◆ Your objective ◆
In the material below, find each line with the string "true" and copy it.

◆ Task data ◆
+ + +
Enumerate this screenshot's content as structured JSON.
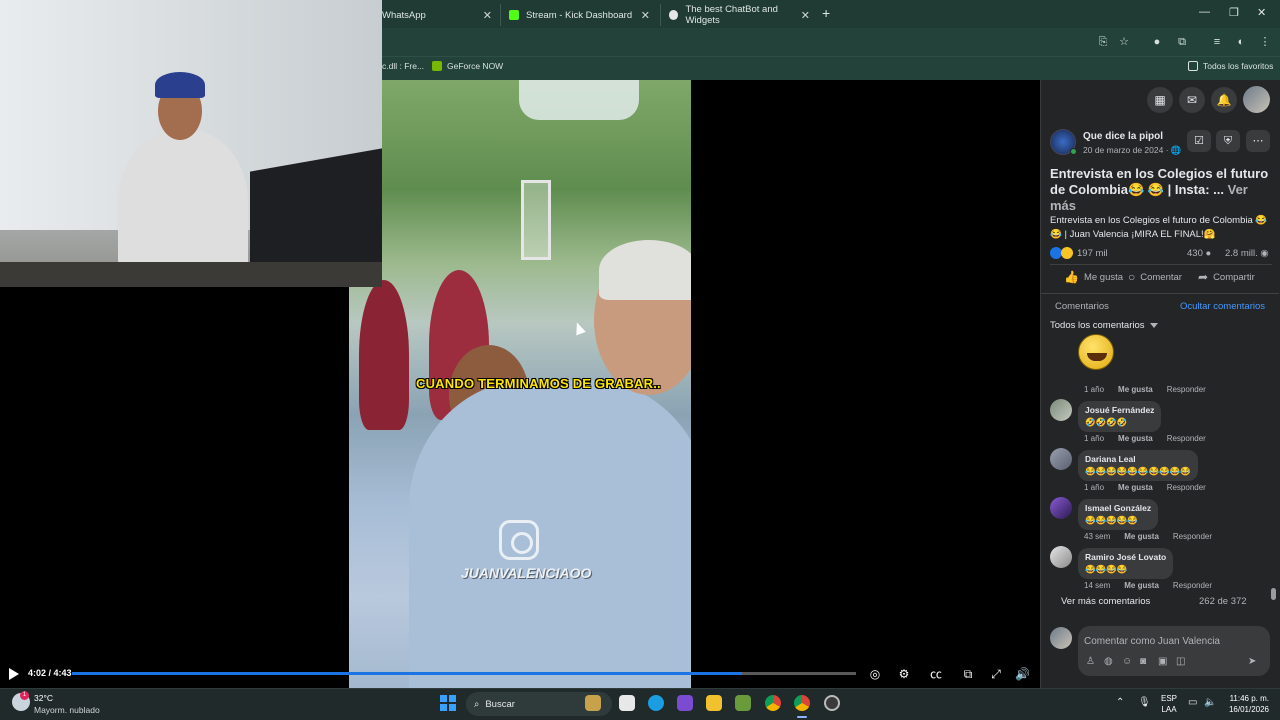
{
  "browser": {
    "tabs": [
      {
        "title": "WhatsApp",
        "icon": "whatsapp-icon"
      },
      {
        "title": "Stream - Kick Dashboard",
        "icon": "kick-icon",
        "color": "#53fc18"
      },
      {
        "title": "The best ChatBot and Widgets",
        "icon": "streamelements-icon"
      }
    ],
    "new_tab": "+",
    "bookmarks": [
      {
        "label": "c.dll : Fre..."
      },
      {
        "label": "GeForce NOW",
        "color": "#76b900"
      }
    ],
    "all_bookmarks": "Todos los favoritos"
  },
  "video": {
    "caption": "CUANDO TERMINAMOS DE GRABAR..",
    "watermark": "JUANVALENCIAOO",
    "time": "4:02 / 4:43",
    "progress": 0.854,
    "accent": "#1b74e4"
  },
  "post": {
    "page_name": "Que dice la pipol",
    "date": "20 de marzo de 2024 · ",
    "title": "Entrevista en los Colegios el futuro de Colombia😂 😂 | Insta: ...",
    "see_more": "Ver más",
    "description": "Entrevista en los Colegios el futuro de Colombia 😂😂 | Juan Valencia ¡MIRA EL FINAL!🤗",
    "reactions": "197 mil",
    "comments_count": "430",
    "views": "2.8 mill.",
    "actions": {
      "like": "Me gusta",
      "comment": "Comentar",
      "share": "Compartir"
    }
  },
  "comments": {
    "header": "Comentarios",
    "hide": "Ocultar comentarios",
    "filter": "Todos los comentarios",
    "first_meta": {
      "age": "1 año",
      "like": "Me gusta",
      "reply": "Responder"
    },
    "items": [
      {
        "name": "Josué Fernández",
        "text": "🤣🤣🤣🤣",
        "age": "1 año",
        "like": "Me gusta",
        "reply": "Responder"
      },
      {
        "name": "Dariana Leal",
        "text": "😂😂😂😂😂😂😂😂😂😂",
        "age": "1 año",
        "like": "Me gusta",
        "reply": "Responder"
      },
      {
        "name": "Ismael González",
        "text": "😂😂😂😂😂",
        "age": "43 sem",
        "like": "Me gusta",
        "reply": "Responder"
      },
      {
        "name": "Ramiro José Lovato",
        "text": "😂😂😂😂",
        "age": "14 sem",
        "like": "Me gusta",
        "reply": "Responder"
      }
    ],
    "see_more": "Ver más comentarios",
    "count": "262 de 372",
    "input_placeholder": "Comentar como Juan Valencia"
  },
  "taskbar": {
    "temp": "32°C",
    "condition": "Mayorm. nublado",
    "weather_badge": "1",
    "search": "Buscar",
    "lang_top": "ESP",
    "lang_bottom": "LAA",
    "time": "11:46 p. m.",
    "date": "16/01/2026"
  }
}
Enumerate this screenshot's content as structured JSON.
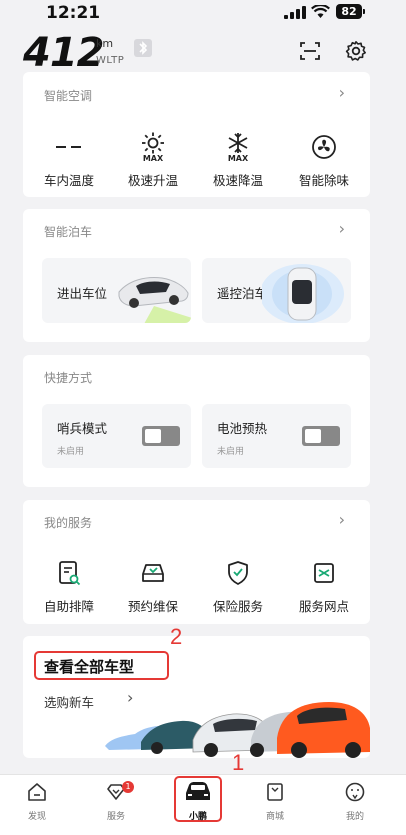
{
  "status_bar": {
    "time": "12:21",
    "battery": "82"
  },
  "header": {
    "range": "412",
    "unit": "km",
    "standard": "WLTP"
  },
  "climate": {
    "title": "智能空调",
    "items": [
      {
        "icon": "temperature-dash-icon",
        "label": "车内温度",
        "badge": ""
      },
      {
        "icon": "sun-icon",
        "label": "极速升温",
        "badge": "MAX"
      },
      {
        "icon": "snowflake-icon",
        "label": "极速降温",
        "badge": "MAX"
      },
      {
        "icon": "fan-icon",
        "label": "智能除味",
        "badge": ""
      }
    ]
  },
  "parking": {
    "title": "智能泊车",
    "items": [
      {
        "label": "进出车位"
      },
      {
        "label": "遥控泊车"
      }
    ]
  },
  "shortcuts": {
    "title": "快捷方式",
    "items": [
      {
        "label": "哨兵模式",
        "status": "未启用"
      },
      {
        "label": "电池预热",
        "status": "未启用"
      }
    ]
  },
  "services": {
    "title": "我的服务",
    "items": [
      {
        "icon": "diagnosis-icon",
        "label": "自助排障"
      },
      {
        "icon": "car-maintenance-icon",
        "label": "预约维保"
      },
      {
        "icon": "shield-check-icon",
        "label": "保险服务"
      },
      {
        "icon": "service-point-icon",
        "label": "服务网点"
      }
    ]
  },
  "promo": {
    "title": "查看全部车型",
    "link": "选购新车"
  },
  "annotations": {
    "one": "1",
    "two": "2"
  },
  "nav": {
    "items": [
      {
        "icon": "home-icon",
        "label": "发现"
      },
      {
        "icon": "heart-service-icon",
        "label": "服务",
        "badge": "1"
      },
      {
        "icon": "car-icon",
        "label": "小鹏",
        "active": true
      },
      {
        "icon": "shop-bag-icon",
        "label": "商城"
      },
      {
        "icon": "profile-face-icon",
        "label": "我的"
      }
    ]
  },
  "colors": {
    "accent_red": "#e53935",
    "promo_car": "#ff5a1f",
    "card_bg": "#ffffff"
  }
}
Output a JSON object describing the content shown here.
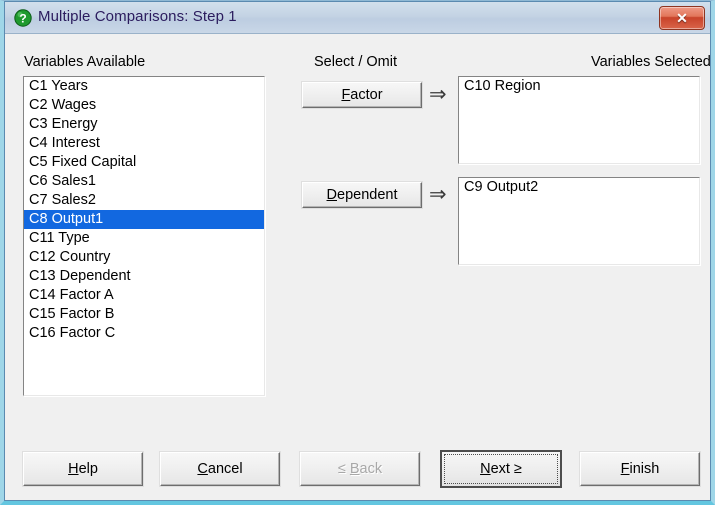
{
  "window": {
    "title": "Multiple Comparisons: Step 1",
    "title_icon": "green-question-help-icon",
    "close_label": "✕",
    "accent_titlebar": "#c4d3e4",
    "accent_close": "#c8432a",
    "accent_selection": "#1268e0"
  },
  "labels": {
    "variables_available": "Variables Available",
    "select_omit": "Select / Omit",
    "variables_selected": "Variables Selected"
  },
  "variables_available": [
    {
      "text": "C1 Years",
      "selected": false
    },
    {
      "text": "C2 Wages",
      "selected": false
    },
    {
      "text": "C3 Energy",
      "selected": false
    },
    {
      "text": "C4 Interest",
      "selected": false
    },
    {
      "text": "C5 Fixed Capital",
      "selected": false
    },
    {
      "text": "C6 Sales1",
      "selected": false
    },
    {
      "text": "C7 Sales2",
      "selected": false
    },
    {
      "text": "C8 Output1",
      "selected": true
    },
    {
      "text": "C11 Type",
      "selected": false
    },
    {
      "text": "C12 Country",
      "selected": false
    },
    {
      "text": "C13 Dependent",
      "selected": false
    },
    {
      "text": "C14 Factor A",
      "selected": false
    },
    {
      "text": "C15 Factor B",
      "selected": false
    },
    {
      "text": "C16 Factor C",
      "selected": false
    }
  ],
  "factor": {
    "button_prefix": "",
    "button_accel": "F",
    "button_rest": "actor",
    "arrow": "⇒",
    "items": [
      {
        "text": "C10 Region"
      }
    ]
  },
  "dependent": {
    "button_accel": "D",
    "button_rest": "ependent",
    "arrow": "⇒",
    "items": [
      {
        "text": "C9 Output2"
      }
    ]
  },
  "footer": {
    "help": {
      "accel": "H",
      "rest": "elp",
      "pre": "",
      "disabled": false,
      "default": false
    },
    "cancel": {
      "accel": "C",
      "rest": "ancel",
      "pre": "",
      "disabled": false,
      "default": false
    },
    "back": {
      "accel": "B",
      "rest": "ack",
      "pre": "≤ ",
      "disabled": true,
      "default": false
    },
    "next": {
      "accel": "N",
      "rest": "ext ≥",
      "pre": "",
      "disabled": false,
      "default": true
    },
    "finish": {
      "accel": "F",
      "rest": "inish",
      "pre": "",
      "disabled": false,
      "default": false
    }
  }
}
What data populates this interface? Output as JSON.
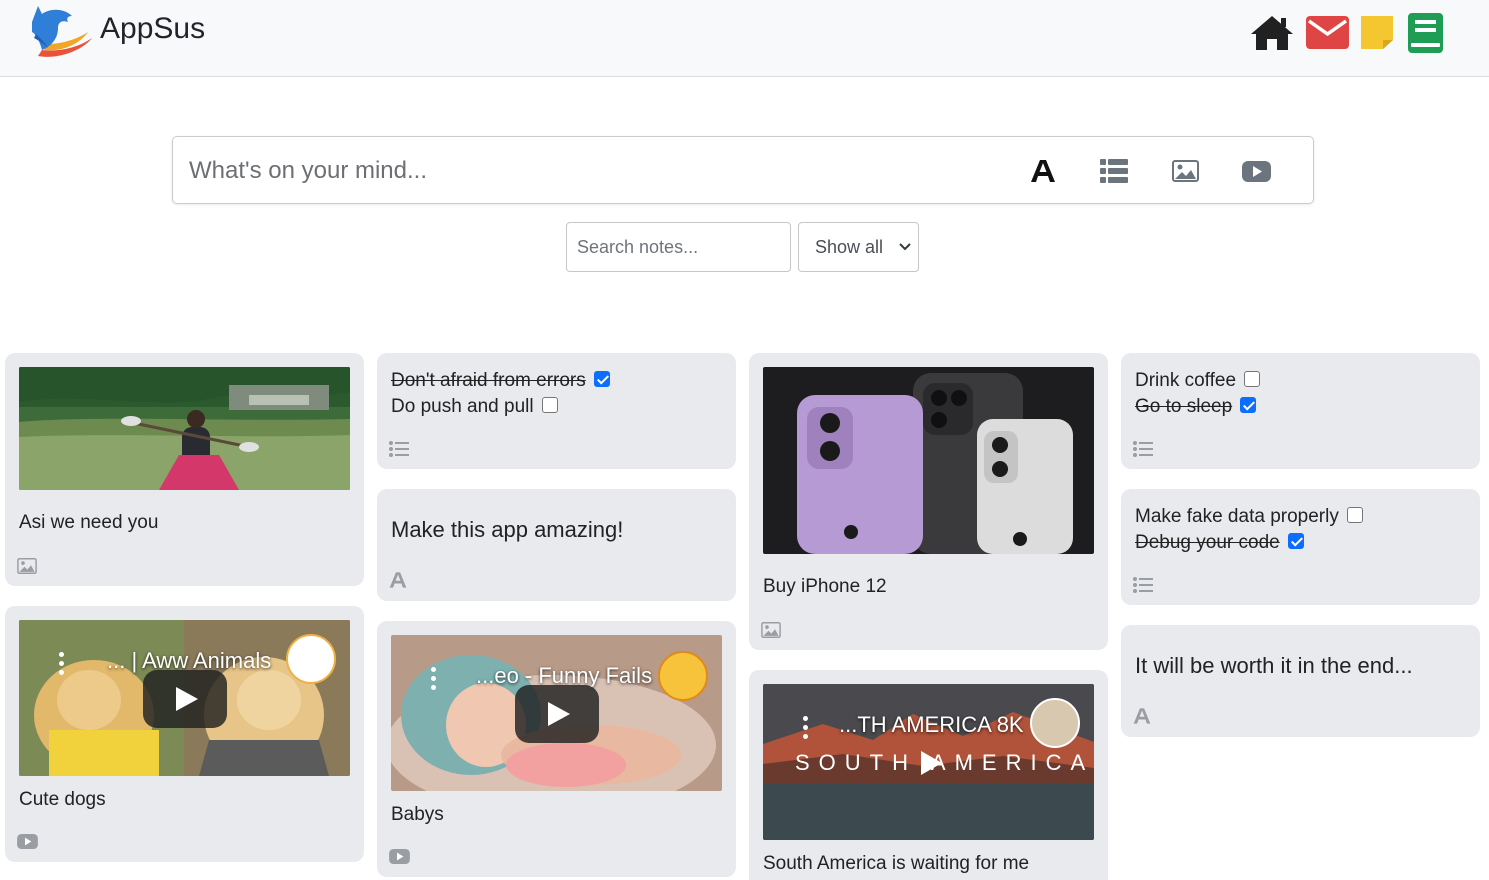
{
  "header": {
    "app_name": "AppSus",
    "colors": {
      "home": "#212121",
      "mail": "#e04545",
      "keep": "#f4c730",
      "books": "#1f9d55"
    }
  },
  "composer": {
    "placeholder": "What's on your mind...",
    "tools": [
      "text-icon",
      "list-icon",
      "image-icon",
      "video-icon"
    ]
  },
  "filter": {
    "search_placeholder": "Search notes...",
    "select_value": "Show all"
  },
  "notes": {
    "c1": {
      "label": "Asi we need you"
    },
    "c2": {
      "label": "Cute dogs",
      "video_title": "... | Aww Animals"
    },
    "c3": {
      "todos": [
        {
          "text": "Don't afraid from errors",
          "done": true
        },
        {
          "text": "Do push and pull",
          "done": false
        }
      ]
    },
    "c4": {
      "text": "Make this app amazing!"
    },
    "c5": {
      "label": "Babys",
      "video_title": "...eo - Funny Fails"
    },
    "c6": {
      "label": "Buy iPhone 12"
    },
    "c7": {
      "label": "South America is waiting for me",
      "video_title": "...TH AMERICA 8K",
      "video_overlay": "SOUTH AMERICA"
    },
    "c8": {
      "todos": [
        {
          "text": "Drink coffee",
          "done": false
        },
        {
          "text": "Go to sleep",
          "done": true
        }
      ]
    },
    "c9": {
      "todos": [
        {
          "text": "Make fake data properly",
          "done": false
        },
        {
          "text": "Debug your code",
          "done": true
        }
      ]
    },
    "c10": {
      "text": "It will be worth it in the end..."
    }
  }
}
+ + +
◆ Answer area ◆
        "active": true
      "selected": true
      "disabled": true,
      "default": true
          "done": true
          "done": true
          "done": true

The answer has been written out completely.